Subject

4

Date & time

Mon, 4 Dec 2017
11:00 - 16:00

Venue

Friends House, London
173 Euston Road
London, NW1 2BJ

Bookings closed

Bookings are now closed for this past event.

About this day

For A-level and IB students

Biology in Action returns in spectacular style in autumn 2017! Five interactive and engaging sessions delivered by renowned scientists and communicators will inspire and motivate your students. A special session with hints and tips for revision and examination success will provide students with the tools to succeed. These are unmissable and tremendously popular programmes – secure places as soon as possible and amend numbers in September if needed.

“I don’t remember a better student conference – we thought every speaker was excellent – just the right level, all animated, engaging and well prepared..”

“We and the students had such a good experience yesterday I would like to go again next time and wanted to book it in with the school ASAP!!”

Programme & speakers

A dive into the Planet’s Beating Heart Greg Foot, Science presenter and communicator

Join Greg Foot for the story of his scientific adventure diving in the deep ocean in a high-tech submersible. With stunning footage from his dive he’ll uncover how the deep ocean is the planet’s beating heart, and how we’re soon due a fatal heart attack.

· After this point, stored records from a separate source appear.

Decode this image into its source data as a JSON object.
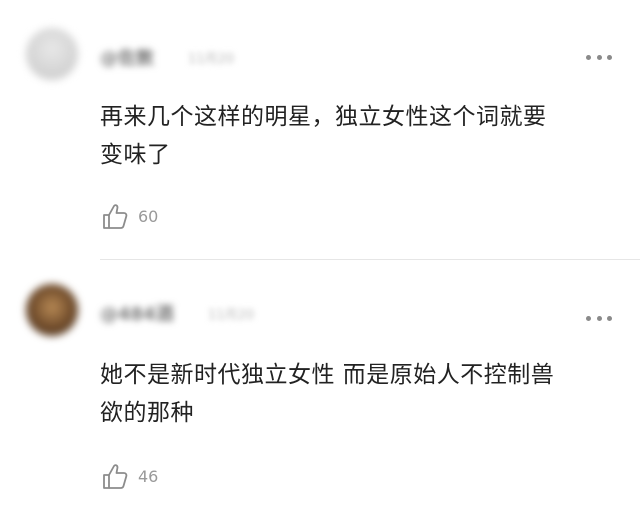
{
  "comments": [
    {
      "username": "@佐敦",
      "timestamp": "11月20",
      "text_lines": [
        "再来几个这样的明星，独立女性这个词就要",
        "变味了"
      ],
      "likes": "60",
      "avatar_color": "#d6d6d6"
    },
    {
      "username": "@484酒",
      "timestamp": "11月20",
      "text_lines": [
        "她不是新时代独立女性 而是原始人不控制兽",
        "欲的那种"
      ],
      "likes": "46",
      "avatar_color": "#6e4a2a"
    }
  ],
  "icons": {
    "more": "more-dots-icon",
    "like": "thumbs-up-icon"
  },
  "colors": {
    "text": "#222222",
    "meta": "#999999",
    "divider": "#e6e6e6"
  }
}
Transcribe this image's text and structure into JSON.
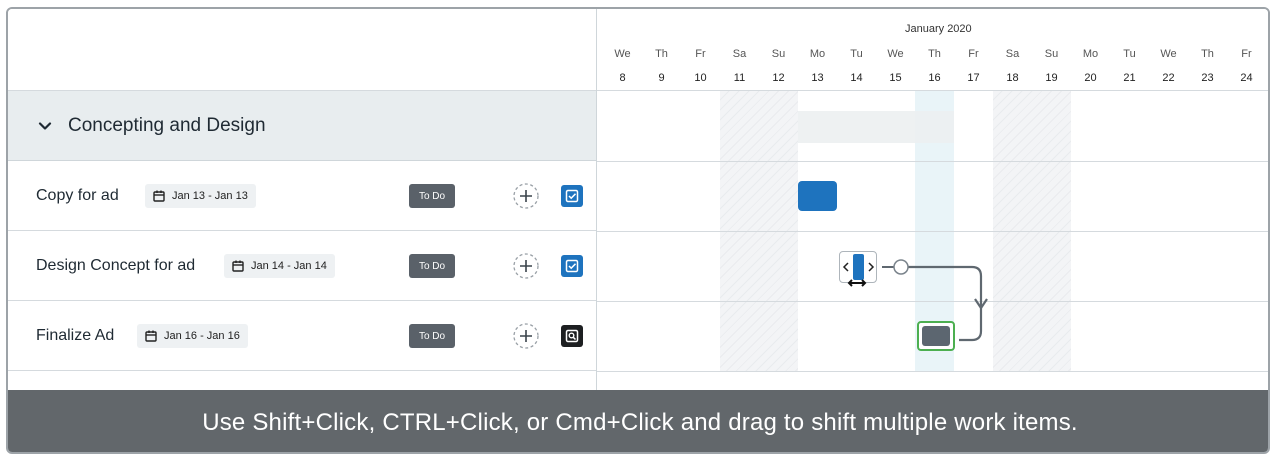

Greg Foot

About Greg Foot

Greg is a Science Presenter on TV, on YouTube and on Stage.

From genome to clinic - tales from the oesophagus Tim Underwood, University of Southampton

Tim will illustrate how early detection of oesophageal cancer is enabled by genome sequencing, and how large-scale sequencing of patients is uncovering the biology behind this disease, enabling life-saving surgery and treatment to be targeted to the individual.

Tim Underwood

About Tim Underwood

Tim is a surgeon with a special interest in oesophageal cancer and minimally invasive surgical techniques.

Gene therapy for cystic fibrosis Eric Alton, Imperial College London

The UK Cystic Fibrosis (CF) Gene Therapy Consortium (GTC) is focused on delivering a new copy of the CF gene into the lungs of patients. Eric will describe the world’s largest trial to see if gene therapy will improve the lungs of CF patients.

Eric Alton

About Eric Alton

Eric Alton is Professor of Gene Therapy and Respiratory Medicine at Imperial College London.

Do you smell what I smell? – the genetics of our chemical senses. Darren Logan, Head of Research, WALTHAM Centre for Pet Nutrition

Join Darren on a whirlwind tour of our senses of smell and taste. He will explain how the genes that underpin the chemical senses provide a personalised perception of the world, how they keep us alive and predict our demise.

Darren Logan

About Darren Logan

Darren is a geneticist who  leads a research programme for Mars Petcare and is a visiting scientist at the Wellcome Trust Sanger Institute.

Junk DNA – not such rubbish after all Nessa Carey, Imperial College London

Humans contain trillions of cells of hundreds of different types, yet we have the same number of genes as a microscopic worm containing just over 1000 cells. Astonishingly, our complexity may be down to the 98% of our genome that doesn’t contain any genes, the junk DNA.

Nessa Carey

About Nessa Carey

Nessa Carey works for a major pharmaceutical company, is a Visiting Professor at Imperial College and author of the popular science book “The Epigenetics Revolution”.